=== Records for this task ===
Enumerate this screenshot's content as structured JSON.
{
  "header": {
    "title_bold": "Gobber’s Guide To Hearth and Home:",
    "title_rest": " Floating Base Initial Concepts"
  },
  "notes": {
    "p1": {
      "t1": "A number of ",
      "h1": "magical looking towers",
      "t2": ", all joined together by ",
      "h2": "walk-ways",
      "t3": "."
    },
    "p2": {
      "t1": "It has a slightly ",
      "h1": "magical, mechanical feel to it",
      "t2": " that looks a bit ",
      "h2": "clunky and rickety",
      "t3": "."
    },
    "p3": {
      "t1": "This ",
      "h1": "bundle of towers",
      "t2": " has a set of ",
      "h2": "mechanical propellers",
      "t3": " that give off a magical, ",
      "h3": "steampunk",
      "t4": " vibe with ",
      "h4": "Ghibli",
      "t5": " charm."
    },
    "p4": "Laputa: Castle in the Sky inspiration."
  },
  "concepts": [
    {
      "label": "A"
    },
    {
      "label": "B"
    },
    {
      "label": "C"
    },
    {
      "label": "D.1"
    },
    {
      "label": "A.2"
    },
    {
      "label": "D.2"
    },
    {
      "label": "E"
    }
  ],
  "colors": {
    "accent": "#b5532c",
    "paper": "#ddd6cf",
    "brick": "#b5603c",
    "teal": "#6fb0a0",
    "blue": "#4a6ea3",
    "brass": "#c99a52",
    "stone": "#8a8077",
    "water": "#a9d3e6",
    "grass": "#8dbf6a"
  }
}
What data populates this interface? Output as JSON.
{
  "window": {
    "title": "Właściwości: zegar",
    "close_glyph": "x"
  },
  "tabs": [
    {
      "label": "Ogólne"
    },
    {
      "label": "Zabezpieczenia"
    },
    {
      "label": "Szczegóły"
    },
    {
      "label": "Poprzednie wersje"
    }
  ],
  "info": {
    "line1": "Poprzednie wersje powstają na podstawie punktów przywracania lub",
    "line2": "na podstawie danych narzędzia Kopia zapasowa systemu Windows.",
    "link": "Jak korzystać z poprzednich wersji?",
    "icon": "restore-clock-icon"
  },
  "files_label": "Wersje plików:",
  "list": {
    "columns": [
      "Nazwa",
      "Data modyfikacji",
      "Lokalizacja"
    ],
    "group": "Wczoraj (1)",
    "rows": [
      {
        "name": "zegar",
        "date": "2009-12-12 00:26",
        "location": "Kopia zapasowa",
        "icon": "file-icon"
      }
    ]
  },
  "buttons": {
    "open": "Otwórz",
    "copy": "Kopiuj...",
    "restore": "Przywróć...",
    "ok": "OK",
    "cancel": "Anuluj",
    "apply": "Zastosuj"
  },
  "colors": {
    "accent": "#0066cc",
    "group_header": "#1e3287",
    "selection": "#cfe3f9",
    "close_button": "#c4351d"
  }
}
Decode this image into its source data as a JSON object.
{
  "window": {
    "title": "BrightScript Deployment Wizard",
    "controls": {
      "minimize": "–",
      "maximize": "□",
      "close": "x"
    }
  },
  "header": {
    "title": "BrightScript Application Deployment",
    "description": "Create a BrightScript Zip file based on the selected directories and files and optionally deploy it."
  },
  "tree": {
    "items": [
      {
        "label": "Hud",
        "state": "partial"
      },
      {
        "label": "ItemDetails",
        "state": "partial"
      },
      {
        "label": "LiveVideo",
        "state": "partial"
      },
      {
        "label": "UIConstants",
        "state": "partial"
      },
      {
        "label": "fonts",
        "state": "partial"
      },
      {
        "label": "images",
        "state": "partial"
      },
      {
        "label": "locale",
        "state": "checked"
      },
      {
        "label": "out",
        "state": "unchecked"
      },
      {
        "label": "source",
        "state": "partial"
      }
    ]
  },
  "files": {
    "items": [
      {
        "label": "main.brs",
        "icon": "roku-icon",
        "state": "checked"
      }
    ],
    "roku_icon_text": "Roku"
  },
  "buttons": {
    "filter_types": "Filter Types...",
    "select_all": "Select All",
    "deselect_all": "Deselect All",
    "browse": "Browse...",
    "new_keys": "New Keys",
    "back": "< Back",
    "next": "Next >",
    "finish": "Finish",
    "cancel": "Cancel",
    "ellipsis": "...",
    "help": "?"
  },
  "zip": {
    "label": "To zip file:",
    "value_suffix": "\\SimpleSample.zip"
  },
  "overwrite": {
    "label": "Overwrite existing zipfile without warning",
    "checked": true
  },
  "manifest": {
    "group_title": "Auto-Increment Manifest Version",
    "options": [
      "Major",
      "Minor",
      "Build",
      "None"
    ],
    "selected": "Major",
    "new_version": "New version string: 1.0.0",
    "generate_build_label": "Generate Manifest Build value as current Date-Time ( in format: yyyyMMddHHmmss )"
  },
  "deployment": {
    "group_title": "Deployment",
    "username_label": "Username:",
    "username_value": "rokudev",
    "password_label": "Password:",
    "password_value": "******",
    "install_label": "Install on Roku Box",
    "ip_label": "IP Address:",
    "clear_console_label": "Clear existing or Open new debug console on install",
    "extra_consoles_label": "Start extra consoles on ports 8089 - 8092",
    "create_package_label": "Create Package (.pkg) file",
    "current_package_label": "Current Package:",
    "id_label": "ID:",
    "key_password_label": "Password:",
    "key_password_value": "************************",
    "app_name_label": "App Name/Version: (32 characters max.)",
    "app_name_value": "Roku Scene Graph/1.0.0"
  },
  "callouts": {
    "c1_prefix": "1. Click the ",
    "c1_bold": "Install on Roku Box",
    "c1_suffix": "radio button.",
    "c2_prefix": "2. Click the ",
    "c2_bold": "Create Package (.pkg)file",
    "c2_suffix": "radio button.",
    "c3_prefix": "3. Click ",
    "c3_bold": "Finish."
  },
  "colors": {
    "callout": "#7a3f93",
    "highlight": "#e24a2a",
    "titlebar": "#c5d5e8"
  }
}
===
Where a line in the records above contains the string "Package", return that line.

» **Final answer**
    "create_package_label": "Create Package (.pkg) file",
    "current_package_label": "Current Package:",
    "c2_bold": "Create Package (.pkg)file",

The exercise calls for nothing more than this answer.